Preserving sea shanties: Ancient chorals beyond the memory of men
This blog includes temporary free access to a scrapbook of nautical clippings from the Adam Matthew resource Age of Exploration. Click on the images below to browse this document for free until 22nd February 2021.
Listen well, me hearties ‚Äď 2021 is the year of the sea shanty and we at Adam Matthew have proven less than immune to the glorious sounds of Scottish postmen and Tik-tokers harmonising from far and wide across the land. Inundated with renditions of drunken sailors, The Wellerman and a variety of unexpected remixes, I set course to find some historic examples from the golden age of sail.
Amongst rare manuscripts, nautical accounts and early footage of expeditions, I discovered hidden treasure within our digital resource Age of Exploration ‚Äď a scrapbook of clippings from the turn of the century (c.1907-1922), compiled by Albert L. Operti and housed in the legendary archives of the Explorer‚Äôs Club.
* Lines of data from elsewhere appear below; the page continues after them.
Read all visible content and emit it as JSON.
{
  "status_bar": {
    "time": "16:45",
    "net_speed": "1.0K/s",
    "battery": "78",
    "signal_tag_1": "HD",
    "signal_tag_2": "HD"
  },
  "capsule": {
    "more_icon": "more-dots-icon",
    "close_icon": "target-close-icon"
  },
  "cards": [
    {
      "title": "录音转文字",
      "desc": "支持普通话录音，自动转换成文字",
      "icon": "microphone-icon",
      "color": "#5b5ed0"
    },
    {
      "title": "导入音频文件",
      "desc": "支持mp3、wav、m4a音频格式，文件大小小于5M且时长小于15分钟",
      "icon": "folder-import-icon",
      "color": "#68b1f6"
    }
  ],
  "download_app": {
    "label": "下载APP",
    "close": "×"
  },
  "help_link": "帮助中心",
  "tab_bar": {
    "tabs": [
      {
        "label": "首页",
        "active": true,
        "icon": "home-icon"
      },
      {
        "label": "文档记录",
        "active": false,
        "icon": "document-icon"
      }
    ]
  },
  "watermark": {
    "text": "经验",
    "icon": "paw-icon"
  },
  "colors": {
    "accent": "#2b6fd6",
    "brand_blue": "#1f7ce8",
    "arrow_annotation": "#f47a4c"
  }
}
Though not an explorer himself, Italian-born painter Operti served as the official artist for the Arctic missions of Robert Peary and maintained an avid interest in exploration for the rest of his life. His scrapbook is jam-packed with humorous cartoons, poems, illustrations and articles on naval news. A series of reviews and letters from readers revealed that shanties were being carefully preserved and recorded in the early 1900s. Examples referenced here include Hanging Johnny, Santy Anna, Roll the Cotton Down, Roving, Captain Kidd and more.
One review pasted into Operti‚Äôs scrapbook focusses on Songs of American Sailor-Men, edited by the pioneering social worker Joanna C. Colcord. Joanna, the reviewer explains, was the ‚Äúdaughter of Captain Lincoln Colcord, and the collection is a gathering and a sifting of chanty material taken down by Miss Colcord in days when she accompanied her father on his deep-sea voyages.‚ÄĚ A childhood spent adventuring across the high seas!? I read on, jealously, about how few people still remembered the songs sung by ‚Äúgenuine salts‚ÄĚ. Hearing one is ‚Äúa hair-raising, spine-crinkling experience, for many of these ancient chorals are old beyond the knowledge and memory of men‚ÄĚ.
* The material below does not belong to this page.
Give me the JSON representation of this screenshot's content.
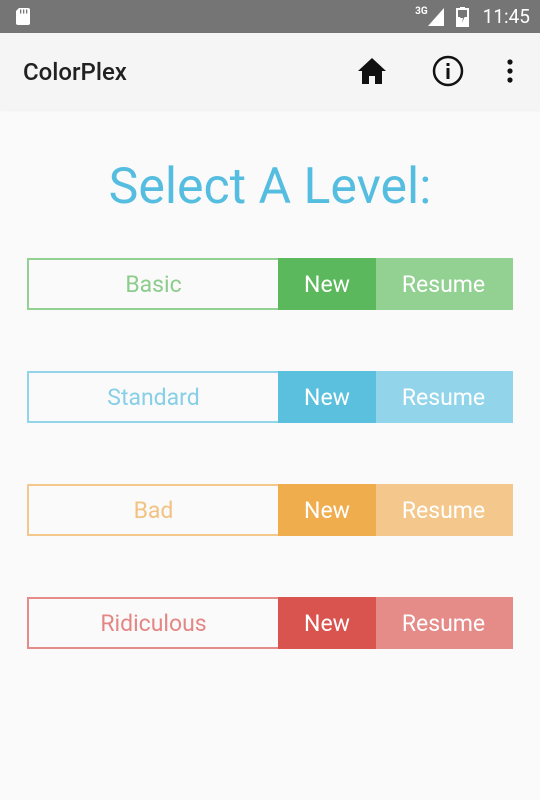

Another article found by Operti is titled ‚ÄúSea Chanteys Kept Alive‚ÄĚ ‚Äď although as the author warns, ‚Äúif you would avoid being known as a landlubber pronounce it shanties" ‚Äď and details the efforts of the Sailors‚Äô Club in London to collect ‚Äúold songs of sail‚ÄĚ. Lyrics for Santa Ana (presumably a variant of the above), the Stately Southerner and Whisky Johnny are reprinted in full. It‚Äôs thrilling to read about these monthly gatherings and imagine joining them for an evening where stories were swapped, rum was drunk and shanties sung by a ‚Äúgathering of old seamen who will not let them die‚ÄĚ.
Though working chants would have been employed across the globe throughout history, the sea shanty reached its peak in the mid-1800s; the rhythmic, call-and-response style of these songs was well-suited to the physical, group labour that sailors undertook at sea. Shanties are once again riding high today and seem unlikely, as the old "salts" of the Sailors‚Äô Club wished, to die out any time soon.
This scrapbook will be freely available to browse online until 22nd February 2021.